familiar than with the Constitution of his country, it
was the Bible. Few men studied it more carefully,
or could repeat more of its passages with precision.
It taught him to believe with all his heart in the ex-
istence of God and in a future life. He had formu-
lated no creed, and he subscribed to none formulated
by others. During the larger part of his life as a
public man he attended the Unitarian Church, and
the Unitarian faith was undoubtedly more than any
other in accord with his feelings and sentiments.
For Dr. George Putnam and Dr. Samuel K. Lothrop,
the latter of whom was for many years his pastor, he
entertained the siucerest affection and highest re-
spect. His second wife was a member of the Epis-
copal Church, and though in Washington it was his
custom to accompany her to her place of worship, he
did not believe that the doctrine of the trinity could

be sustained by the Scriptures. At home in Marsh-
field he invariably attended the orthodox church once
on the Sabbath, and whoever or how many might be
his guests, his carriage was at the door each Sabbath
morning to carry himself and such as might wish to
accompany him to the neighboring place of worship.
In the early morning, too, of the Sabbath-day, his
household, including guests, were summoned to his
library, and there he spoke to them of the responsi-
bilities and duties of life. One of the many portraits
which have been engraved represents him thus sitting
in profile, with his left hand hidden under his waist-
coat, and his face wearing a more serious expression
than that of his every-day life.

On the 1st of April, 1852, while on his way to
Plymouth to join the Messrs.

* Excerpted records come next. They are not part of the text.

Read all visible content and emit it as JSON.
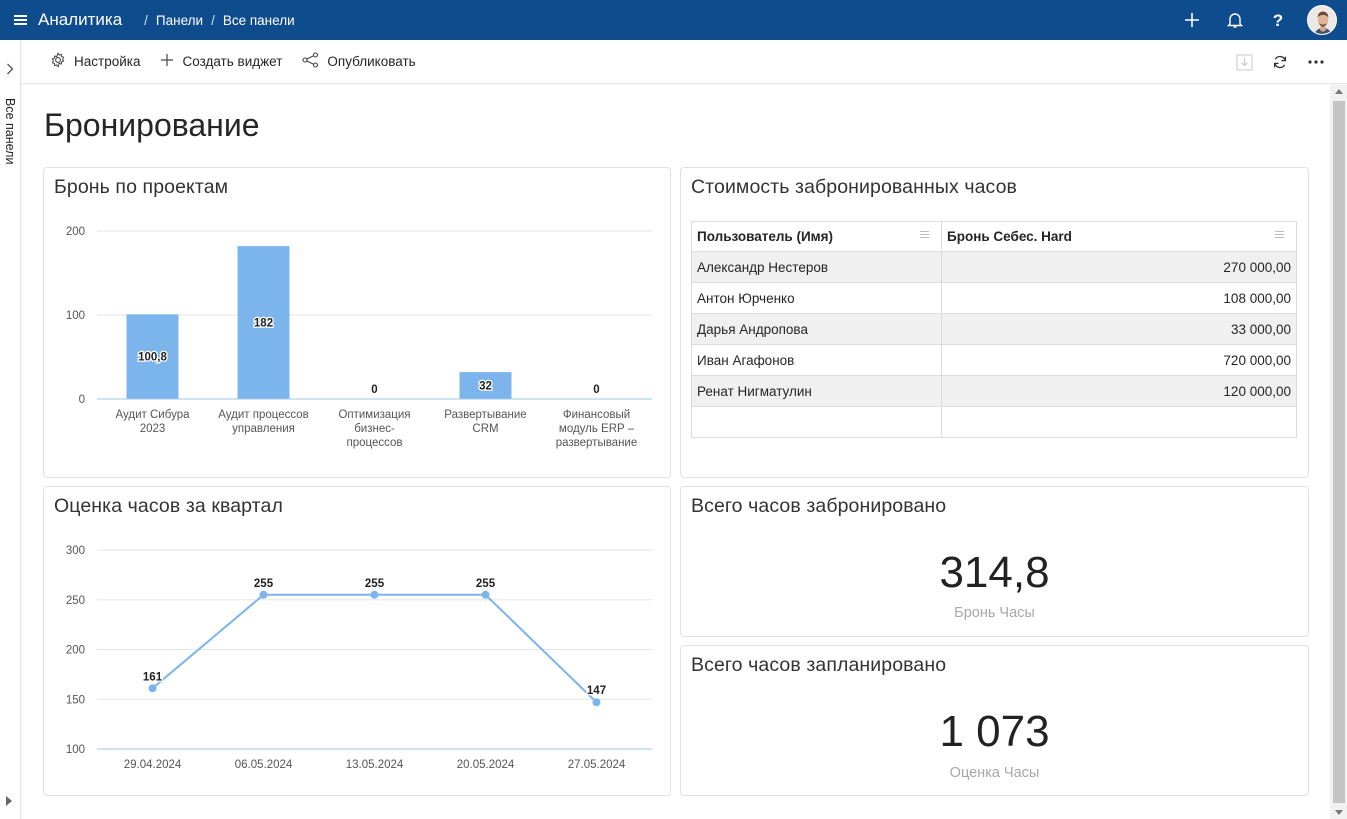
{
  "header": {
    "app_title": "Аналитика",
    "breadcrumb": [
      {
        "label": "Панели"
      },
      {
        "label": "Все панели"
      }
    ]
  },
  "rail": {
    "label": "Все панели"
  },
  "commands": {
    "settings": "Настройка",
    "create_widget": "Создать виджет",
    "publish": "Опубликовать"
  },
  "page": {
    "title": "Бронирование"
  },
  "widgets": {
    "bookings_by_project": {
      "title": "Бронь по проектам"
    },
    "booked_cost": {
      "title": "Стоимость забронированных часов",
      "columns": [
        "Пользователь (Имя)",
        "Бронь Себес. Hard"
      ],
      "rows": [
        [
          "Александр Нестеров",
          "270 000,00"
        ],
        [
          "Антон Юрченко",
          "108 000,00"
        ],
        [
          "Дарья Андропова",
          "33 000,00"
        ],
        [
          "Иван Агафонов",
          "720 000,00"
        ],
        [
          "Ренат Нигматулин",
          "120 000,00"
        ]
      ]
    },
    "quarter_estimate": {
      "title": "Оценка часов за квартал"
    },
    "total_booked": {
      "title": "Всего часов забронировано",
      "value": "314,8",
      "label": "Бронь Часы"
    },
    "total_planned": {
      "title": "Всего часов запланировано",
      "value": "1 073",
      "label": "Оценка Часы"
    }
  },
  "colors": {
    "topbar": "#0f4c8e",
    "series": "#7cb5ec"
  },
  "chart_data": [
    {
      "type": "bar",
      "title": "Бронь по проектам",
      "categories": [
        [
          "Аудит Сибура",
          "2023"
        ],
        [
          "Аудит процессов",
          "управления"
        ],
        [
          "Оптимизация",
          "бизнес-",
          "процессов"
        ],
        [
          "Развертывание",
          "CRM"
        ],
        [
          "Финансовый",
          "модуль ERP –",
          "развертывание"
        ]
      ],
      "values": [
        100.8,
        182,
        0,
        32,
        0
      ],
      "value_labels": [
        "100,8",
        "182",
        "0",
        "32",
        "0"
      ],
      "ylim": [
        0,
        200
      ],
      "yticks": [
        0,
        100,
        200
      ],
      "grid": true
    },
    {
      "type": "line",
      "title": "Оценка часов за квартал",
      "x": [
        "29.04.2024",
        "06.05.2024",
        "13.05.2024",
        "20.05.2024",
        "27.05.2024"
      ],
      "values": [
        161,
        255,
        255,
        255,
        147
      ],
      "value_labels": [
        "161",
        "255",
        "255",
        "255",
        "147"
      ],
      "ylim": [
        100,
        300
      ],
      "yticks": [
        100,
        150,
        200,
        250,
        300
      ],
      "grid": true
    }
  ]
}
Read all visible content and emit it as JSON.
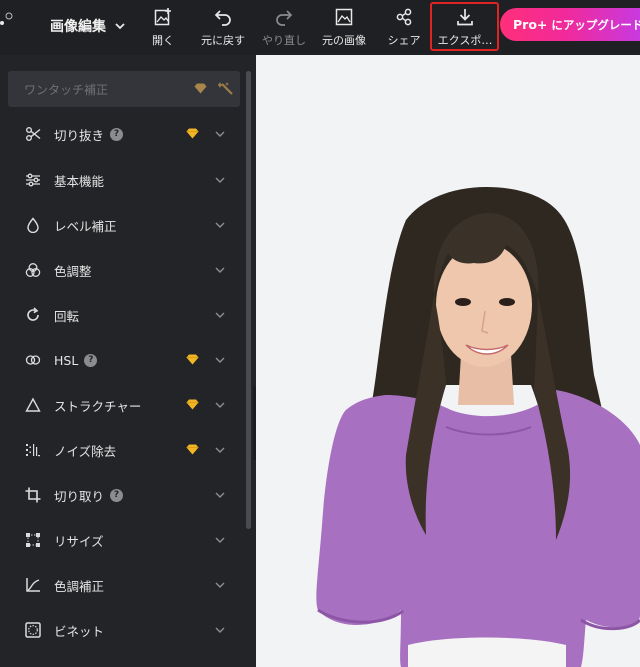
{
  "toolbar": {
    "mode_label": "画像編集",
    "open": "開く",
    "undo": "元に戻す",
    "redo": "やり直し",
    "original": "元の画像",
    "share": "シェア",
    "export": "エクスポ…",
    "pro_prefix": "Pro+",
    "pro_label": "にアップグレードする"
  },
  "panel": {
    "autofix": "ワンタッチ補正",
    "items": [
      {
        "label": "切り抜き",
        "icon": "scissors-icon",
        "help": "?",
        "premium": true
      },
      {
        "label": "基本機能",
        "icon": "sliders-icon",
        "premium": false
      },
      {
        "label": "レベル補正",
        "icon": "droplet-icon",
        "premium": false
      },
      {
        "label": "色調整",
        "icon": "color-circles-icon",
        "premium": false
      },
      {
        "label": "回転",
        "icon": "rotate-icon",
        "premium": false
      },
      {
        "label": "HSL",
        "icon": "hsl-icon",
        "help": "?",
        "premium": true
      },
      {
        "label": "ストラクチャー",
        "icon": "triangle-icon",
        "premium": true
      },
      {
        "label": "ノイズ除去",
        "icon": "noise-icon",
        "premium": true
      },
      {
        "label": "切り取り",
        "icon": "crop-icon",
        "help": "?",
        "premium": false
      },
      {
        "label": "リサイズ",
        "icon": "resize-icon",
        "premium": false
      },
      {
        "label": "色調補正",
        "icon": "curve-icon",
        "premium": false
      },
      {
        "label": "ビネット",
        "icon": "vignette-icon",
        "premium": false
      }
    ]
  },
  "colors": {
    "premium_gem": "#f2b526",
    "highlight_border": "#e02424",
    "pro_gradient_start": "#ff2f7a",
    "pro_gradient_end": "#c23ce8"
  }
}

Hedge on a fishiug ex-

Online LibraryD. Hamilton (Duane Hamilton) HurdHistory of Plymouth County, Massachusetts : with biographical sketches of many of its pioneers and prominent men (Volume 2) → online text (page 8 of 118)